• _Information supplied_:
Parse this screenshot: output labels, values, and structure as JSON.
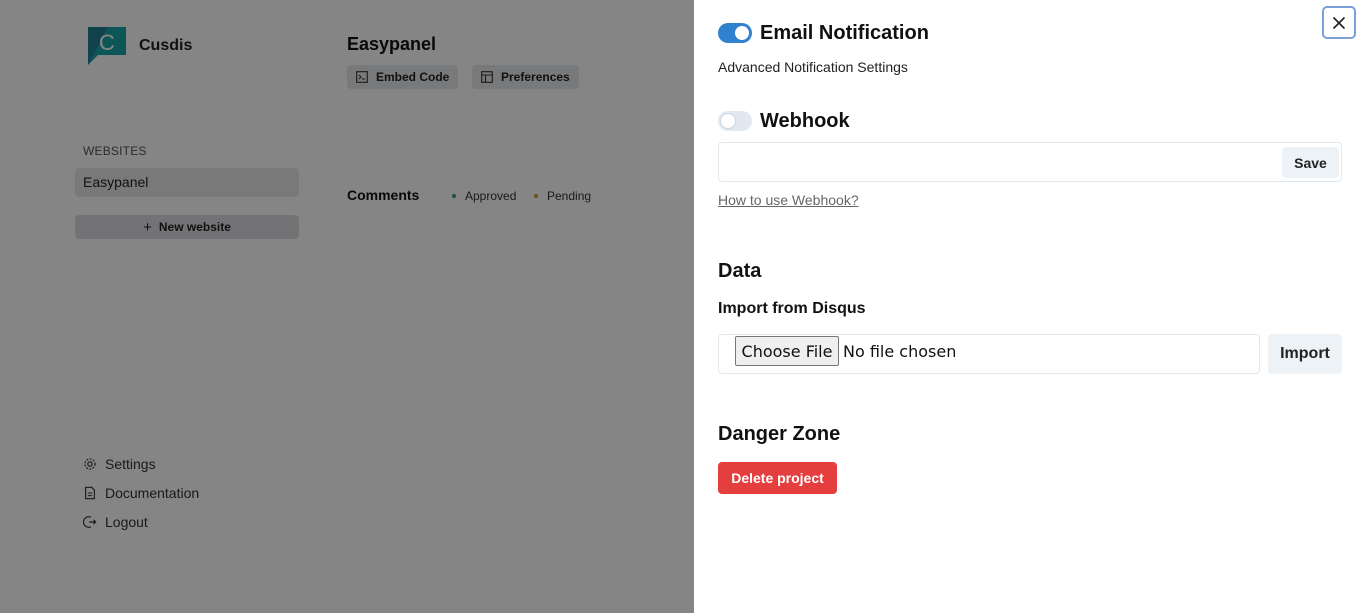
{
  "app": {
    "brand": "Cusdis",
    "sidebar": {
      "section_label": "WEBSITES",
      "websites": [
        "Easypanel"
      ],
      "new_website_label": "New website",
      "bottom_nav": [
        {
          "label": "Settings",
          "icon": "gear-icon"
        },
        {
          "label": "Documentation",
          "icon": "document-icon"
        },
        {
          "label": "Logout",
          "icon": "logout-icon"
        }
      ]
    },
    "main": {
      "project_title": "Easypanel",
      "tabs": [
        {
          "label": "Embed Code",
          "icon": "code-icon"
        },
        {
          "label": "Preferences",
          "icon": "layout-icon"
        }
      ],
      "comments_label": "Comments",
      "filters": [
        {
          "label": "Approved",
          "dot_color": "#38a169"
        },
        {
          "label": "Pending",
          "dot_color": "#d69e2e"
        }
      ]
    }
  },
  "drawer": {
    "email_notification": {
      "title": "Email Notification",
      "enabled": true,
      "subtext": "Advanced Notification Settings"
    },
    "webhook": {
      "title": "Webhook",
      "enabled": false,
      "input_value": "",
      "save_label": "Save",
      "help_link": "How to use Webhook?"
    },
    "data": {
      "title": "Data",
      "import_title": "Import from Disqus",
      "choose_file_label": "Choose File",
      "file_status": "No file chosen",
      "import_label": "Import"
    },
    "danger_zone": {
      "title": "Danger Zone",
      "delete_label": "Delete project"
    }
  },
  "colors": {
    "accent": "#3182ce",
    "danger": "#e53e3e",
    "brand_teal": "#1aa6a8",
    "brand_navy": "#2a3a6a"
  }
}
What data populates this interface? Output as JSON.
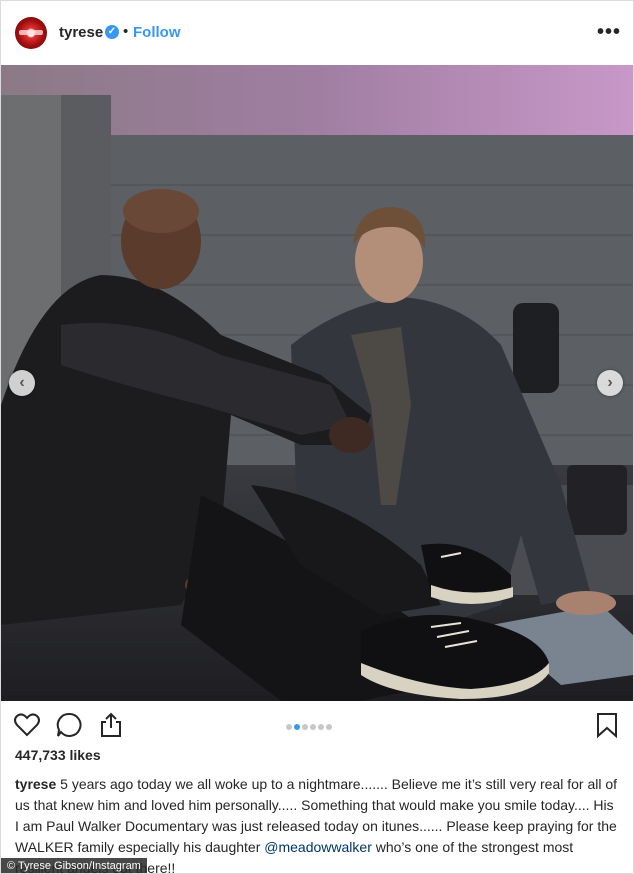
{
  "header": {
    "username": "tyrese",
    "separator": "•",
    "follow_label": "Follow",
    "more_label": "•••"
  },
  "carousel": {
    "prev_label": "‹",
    "next_label": "›",
    "slide_count": 6,
    "active_index": 1
  },
  "actions": {
    "icons": [
      "heart-icon",
      "comment-icon",
      "share-icon",
      "bookmark-icon"
    ]
  },
  "likes": "447,733 likes",
  "caption": {
    "username": "tyrese",
    "text_before": " 5 years ago today we all woke up to a nightmare....... Believe me it’s still very real for all of us that knew him and loved him personally..... Something that would make you smile today.... His I am Paul Walker Documentary was just released today on itunes...... Please keep praying for the WALKER family especially his daughter ",
    "mention": "@meadowwalker",
    "text_after": " who’s one of the strongest most resilient angels out there!!"
  },
  "watermark": "© Tyrese Gibson/Instagram",
  "colors": {
    "accent": "#3897f0",
    "text": "#262626",
    "mention": "#003569",
    "border": "#dbdbdb"
  }
}
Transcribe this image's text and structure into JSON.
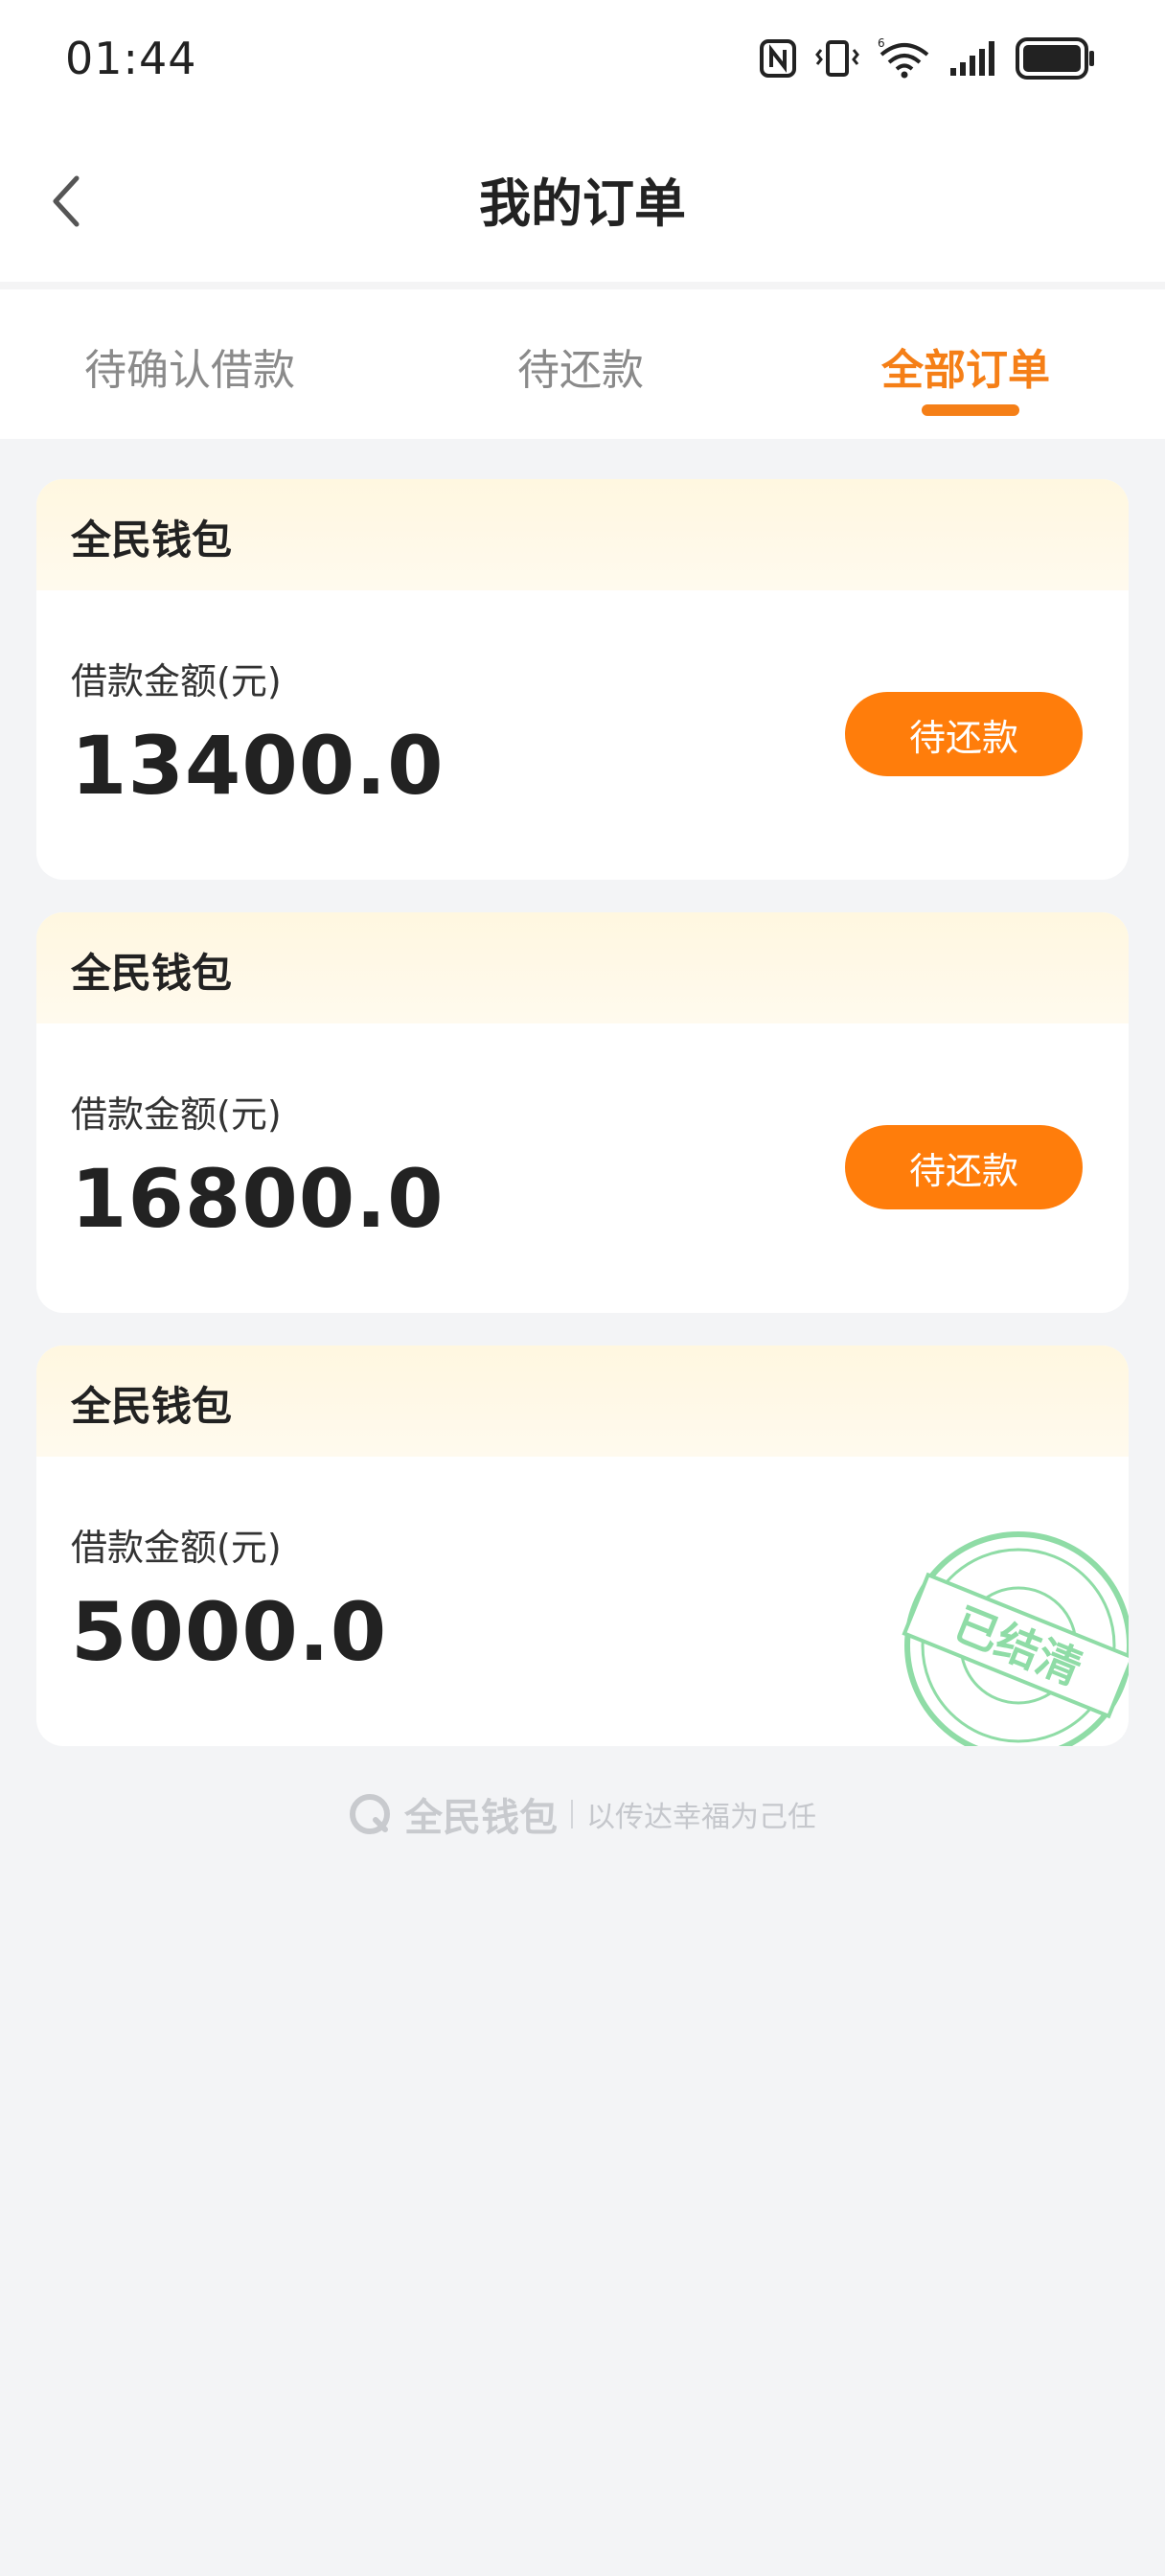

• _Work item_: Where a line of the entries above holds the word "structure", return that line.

• _Finished task_:
Parse this screenshot: output labels, values, and structure as JSON.
Transcribe this image's text and structure into JSON.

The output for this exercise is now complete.